Since its meteoric rise to popularity, dubstep has been assaulting minds around the world. Some might argue Skrillex pioneered what we know today, while purists make a stand for the UK underground and DnB’s responsibility for the sound. Whatever you believe, Beatport has been supporting the proliferation of the genre since its beginning, and these five tracks were the platform’s biggest dubstep tracks of January 2016 to August 2017.
However, contrary to some beliefs, there’s more to life than dubstep, and Beatport is launching three new genres to celebrate its beloved bass community: Trap/Future Bass, Garage/Bassline/Grime, an
Garage/Bassline/Grime will highlight the UK’s breakthrough sounds, whose thriving underground scene is ground zero for all things low-frequency. DJ Q, Distinkt and Flava D, with Butterz, 877 Records and Crucast are just a few of the names heading this genre.
Leftfield Bass will depart from the brasher US sound, and give the spotlight to underground innovators. Subgenres like Halftime, Deep Dubstep and Juke/Footwork will host deeply respected labels like Teklife, Deep Medi Musik and Hyperdub alongside scene luminaries Ikonika, DJ Spinn and Addison Groove.
Terry Weerasinghe, Beatport’s General Manager, says, “We 100-percent recognise that we are really late to the game introducing these genres,” but that the company has been diligently working with labels, artists and press to build the best possible experience for the bass community.
“We can’t make up for not having huge genres like Trap properly curated on the store five years ago. However we have now assembled a team dedicated to our bass genres, which means we can promote more bass artists and labels by giving them features like an international sales chart, profiled DJ Top 10s and regular artist and label spotlights, plus targeted social support and cross-promotion to our other key genres and global fan bases.

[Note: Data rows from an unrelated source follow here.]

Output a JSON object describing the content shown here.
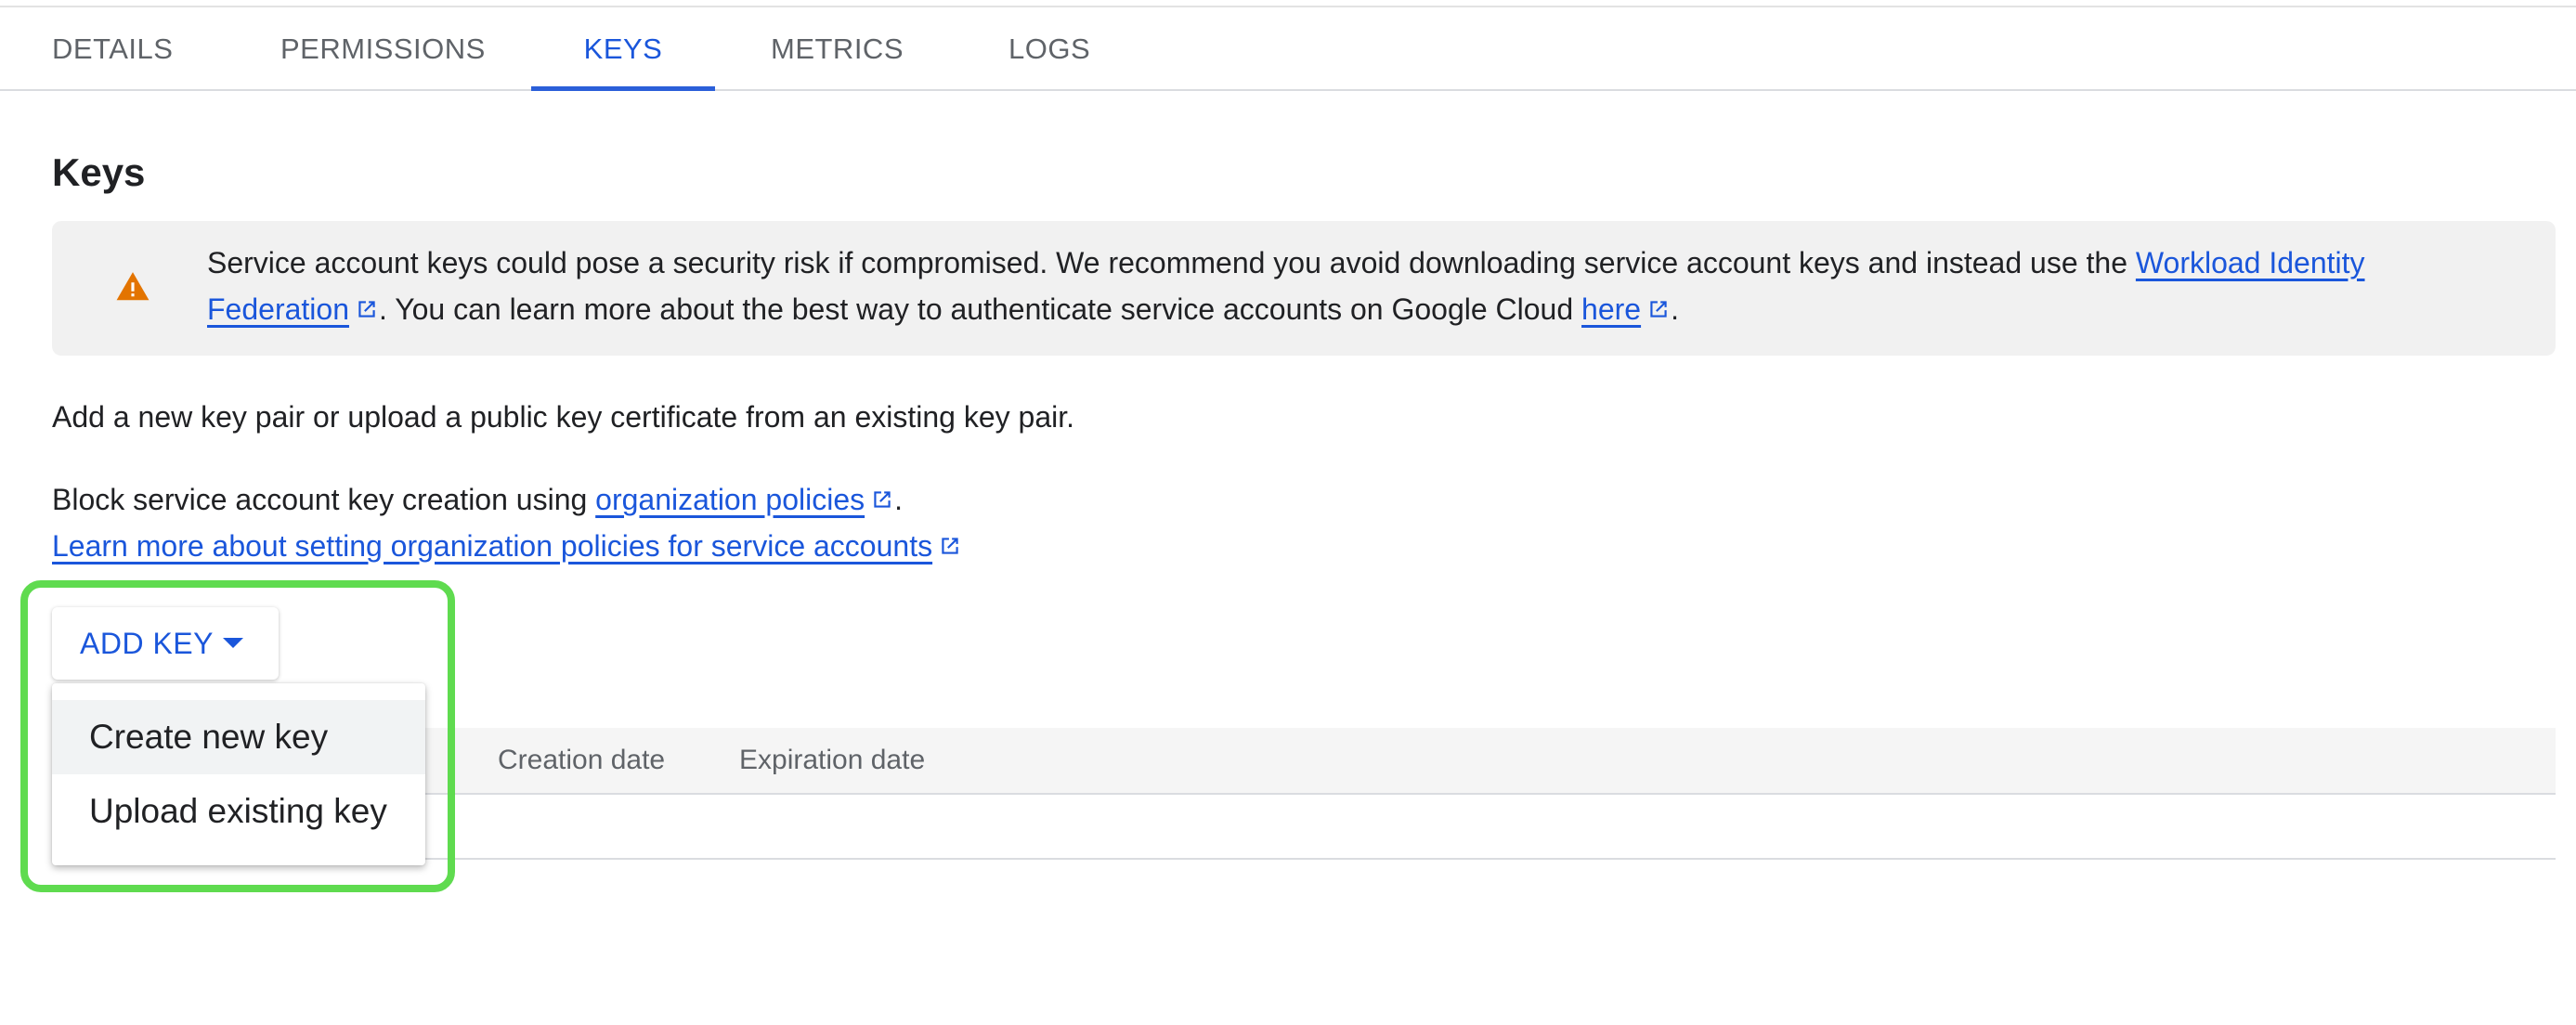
{
  "tabs": [
    {
      "label": "DETAILS",
      "active": false
    },
    {
      "label": "PERMISSIONS",
      "active": false
    },
    {
      "label": "KEYS",
      "active": true
    },
    {
      "label": "METRICS",
      "active": false
    },
    {
      "label": "LOGS",
      "active": false
    }
  ],
  "page": {
    "title": "Keys"
  },
  "banner": {
    "icon": "warning-icon",
    "text1": "Service account keys could pose a security risk if compromised. We recommend you avoid downloading service account keys and instead use the ",
    "link1": "Workload Identity Federation",
    "text2": ". You can learn more about the best way to authenticate service accounts on Google Cloud ",
    "link2": "here",
    "text3": "."
  },
  "intro": "Add a new key pair or upload a public key certificate from an existing key pair.",
  "policy": {
    "text": "Block service account key creation using ",
    "link": "organization policies",
    "suffix": ".",
    "learn_more": "Learn more about setting organization policies for service accounts"
  },
  "add_key": {
    "label": "ADD KEY"
  },
  "menu": {
    "items": [
      "Create new key",
      "Upload existing key"
    ]
  },
  "table": {
    "columns": [
      "Creation date",
      "Expiration date"
    ]
  },
  "colors": {
    "accent": "#1a56db",
    "warning": "#e37400",
    "highlight": "#5fdb4f"
  }
}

We’ll also hand curate the best tracks every week, making Beatport the only store to give promotional merchandising slots to these genres week in, week out.” – Terry Weerasinghe